The complaint (PDF) was filed by Marianne Benvenuti in the U.S. District Court for the Western District of New York on January 7, alleging Johnson & Johnson and its Janssen Pharmaceuticals subsidiary failed to adequately investigate the threat Elmiron poses to vision, or warn about the risk users may be left with an irreversible retinal injury and vision impairment.
Although Elmiron has been on the market for decades, no warnings were provided about the toxic effects the painful bladder drug may have on the retina until earlier this year, leaving many doctors unaware the medication was causing users to experience a variety of complications, including difficulty adjusting to dark light, trouble reading, centralized dark spots and complete blindness.
Since urologists prescribing the medication, as well as ophthalmologists consulted for the vision problems, were unaware the symptoms may be the result of Elmiron side effects, many users remained on the medication, even though it was causing worsening damage to the retina.
It was only after a series of independent case reports and studies were published about the link between Elmiron and vision problems that the drug maker announced a warning label update in June 2020, which now advises that users may face a risk of retinal pigmentary changes and urges doctors to closely monitor vision while taking Elmiron.
Benvenuti indicates she was prescribed Elmiron to treat her interstitial cystitis, which involves bladder and pelvis pain that is not curable.
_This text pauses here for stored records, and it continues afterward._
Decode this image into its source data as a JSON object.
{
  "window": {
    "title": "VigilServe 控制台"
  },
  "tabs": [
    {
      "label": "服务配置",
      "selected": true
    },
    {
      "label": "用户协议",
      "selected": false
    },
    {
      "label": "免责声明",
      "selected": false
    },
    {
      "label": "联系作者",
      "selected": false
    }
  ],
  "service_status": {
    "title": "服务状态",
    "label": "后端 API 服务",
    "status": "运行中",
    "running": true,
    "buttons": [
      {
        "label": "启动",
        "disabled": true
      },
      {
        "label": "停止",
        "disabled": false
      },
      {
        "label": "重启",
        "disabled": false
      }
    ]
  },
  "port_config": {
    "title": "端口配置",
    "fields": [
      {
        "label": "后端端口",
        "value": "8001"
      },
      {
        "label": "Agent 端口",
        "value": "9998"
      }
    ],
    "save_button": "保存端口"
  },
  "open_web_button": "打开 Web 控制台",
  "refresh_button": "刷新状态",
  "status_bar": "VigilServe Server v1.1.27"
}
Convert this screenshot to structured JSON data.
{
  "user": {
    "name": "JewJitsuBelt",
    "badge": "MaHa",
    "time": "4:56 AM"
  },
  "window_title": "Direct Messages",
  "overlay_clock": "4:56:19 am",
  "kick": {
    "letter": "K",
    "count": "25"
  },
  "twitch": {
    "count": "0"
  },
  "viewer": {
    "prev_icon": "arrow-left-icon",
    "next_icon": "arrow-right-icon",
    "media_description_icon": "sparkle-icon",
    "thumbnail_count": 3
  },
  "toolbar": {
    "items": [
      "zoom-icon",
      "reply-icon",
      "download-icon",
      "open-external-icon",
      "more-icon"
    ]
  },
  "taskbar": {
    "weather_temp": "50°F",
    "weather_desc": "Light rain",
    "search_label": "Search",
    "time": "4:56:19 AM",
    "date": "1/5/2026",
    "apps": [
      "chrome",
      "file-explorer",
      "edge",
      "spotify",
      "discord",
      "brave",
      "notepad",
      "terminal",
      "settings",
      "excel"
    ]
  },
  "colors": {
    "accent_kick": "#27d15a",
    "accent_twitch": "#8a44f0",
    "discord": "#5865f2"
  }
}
Therefore, she remained on the drug from 2011 through 2019, unaware exposure to Elmiron was the cause of her maculopathy, blurry and cloudy vision.
“The labeling for Elmiron lists serious side effects that have been reported with Elmiron, but do not list vision threatening retinal changes. Defendants also did not make any mention of vision threatening retinal changes or the need for ophthalmological monitoring in any of the patient materials – including the Patient Education Fly and Elmiron Patient Brochure – the sources of information most likely viewed by physician and patients,” Benvenuti’s lawsuit states. “The labeling for Elmiron does not provide adequate warnings, does not caution patients should be closely monitored, does not adequately inform patients and physicians that vision threatening retinal changes have been associated with Elmiron use, and does not contain any proper dosing considerations.”
Benvenuti’s claim joins a growing number of Elmiron lawsuits now being pursued throughout the U.S. court system, which were recently centralized for pretrial proceedings before one judge in the U.S. District Court for the District of New Jersey, where there are currently about 100 cases pending. However, as Elmiron lawyers continue to review and file claims in the coming months and years, it is expected several hundred, if not thousands, of similar complaints may be brought on behalf of former users nationwide.